It turns out that simply writing those files to the user home directory does not always work, because firefox apparently overwrites them, and making them readonly causes firefox to fail. A workaround is to collect the files on a 2nd location (eg in /usr/share/kiosk or on a network server), then rsync them to the user home.

This also provides a 'deepfreeze' mechanism : you can let the rsync run at startup (init script), at given intervals (scheduled job, cron), and so on. This is also useful to roll out newer versions of your lockdown configuration : dump the newer files in the appropriate location, and let the cron job or startup script do the rest.

Bonus : Thunderbird Email Lockdown

Should you ever need it : Thunderbird email client can be configured / controlled in pretty much the same way as Firefox

References

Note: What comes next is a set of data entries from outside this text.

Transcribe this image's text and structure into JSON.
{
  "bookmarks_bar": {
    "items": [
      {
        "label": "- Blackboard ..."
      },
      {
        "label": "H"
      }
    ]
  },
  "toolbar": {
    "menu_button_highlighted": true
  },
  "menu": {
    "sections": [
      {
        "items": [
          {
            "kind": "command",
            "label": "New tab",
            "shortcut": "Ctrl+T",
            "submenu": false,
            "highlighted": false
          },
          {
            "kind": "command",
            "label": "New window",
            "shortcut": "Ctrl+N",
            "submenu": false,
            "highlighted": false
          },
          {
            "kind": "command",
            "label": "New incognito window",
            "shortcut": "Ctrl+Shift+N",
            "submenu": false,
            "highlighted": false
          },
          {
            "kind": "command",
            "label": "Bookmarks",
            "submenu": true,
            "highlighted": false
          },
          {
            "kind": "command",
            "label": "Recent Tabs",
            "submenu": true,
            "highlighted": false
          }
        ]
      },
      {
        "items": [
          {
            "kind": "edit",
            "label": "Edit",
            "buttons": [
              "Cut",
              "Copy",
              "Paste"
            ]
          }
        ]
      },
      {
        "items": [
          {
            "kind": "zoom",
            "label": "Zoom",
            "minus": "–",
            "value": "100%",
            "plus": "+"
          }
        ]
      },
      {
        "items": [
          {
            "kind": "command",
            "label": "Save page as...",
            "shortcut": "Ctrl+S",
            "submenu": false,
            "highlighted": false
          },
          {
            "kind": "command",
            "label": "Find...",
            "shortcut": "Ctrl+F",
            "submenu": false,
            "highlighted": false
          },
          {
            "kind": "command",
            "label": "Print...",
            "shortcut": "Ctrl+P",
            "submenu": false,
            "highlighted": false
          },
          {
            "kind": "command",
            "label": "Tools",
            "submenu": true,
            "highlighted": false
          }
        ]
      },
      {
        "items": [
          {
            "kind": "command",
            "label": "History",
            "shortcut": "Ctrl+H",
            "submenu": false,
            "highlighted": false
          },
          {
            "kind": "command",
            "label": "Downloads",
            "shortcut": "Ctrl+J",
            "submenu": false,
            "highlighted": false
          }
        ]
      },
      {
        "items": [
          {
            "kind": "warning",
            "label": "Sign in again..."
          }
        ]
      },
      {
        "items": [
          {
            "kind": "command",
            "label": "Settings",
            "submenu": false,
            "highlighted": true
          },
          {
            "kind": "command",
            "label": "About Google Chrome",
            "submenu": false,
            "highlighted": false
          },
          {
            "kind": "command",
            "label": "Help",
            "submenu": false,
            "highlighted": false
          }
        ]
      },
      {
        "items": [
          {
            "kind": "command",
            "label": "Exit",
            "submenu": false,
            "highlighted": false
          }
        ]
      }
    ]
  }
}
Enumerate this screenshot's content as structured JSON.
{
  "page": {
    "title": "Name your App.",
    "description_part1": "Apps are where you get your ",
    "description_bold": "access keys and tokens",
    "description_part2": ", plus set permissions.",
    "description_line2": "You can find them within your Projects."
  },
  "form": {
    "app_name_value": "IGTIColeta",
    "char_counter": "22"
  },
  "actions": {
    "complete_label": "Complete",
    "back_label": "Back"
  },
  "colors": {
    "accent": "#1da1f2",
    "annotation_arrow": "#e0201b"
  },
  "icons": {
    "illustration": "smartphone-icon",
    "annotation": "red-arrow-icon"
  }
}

Kiosk Setup, David Collie
David Collie, Kiosk Setup, a more complete, production environment grade package for a Web Browser Kiosk. Also available as a live CD.
background information and documentation to the firefox lockdown applied in David Collie's Kiosk Setup
The boothbox project, home of David Collie's implementation, at sourceforge
Mozilla Firefox Mission Control / AutoAdmin
Documentation about and other implementations of Netscape Mission Control / Mozilla AutoAdmin :
Firefox Customization and Configuration
Mozilla Customization, Mozilla.org
an extensive list of configurable firefox settings
Linux Kiosk Systems
a few other approaches to Kiosk systems based on Linux

Koen Noens
December 2006
Partially rewritten July 2007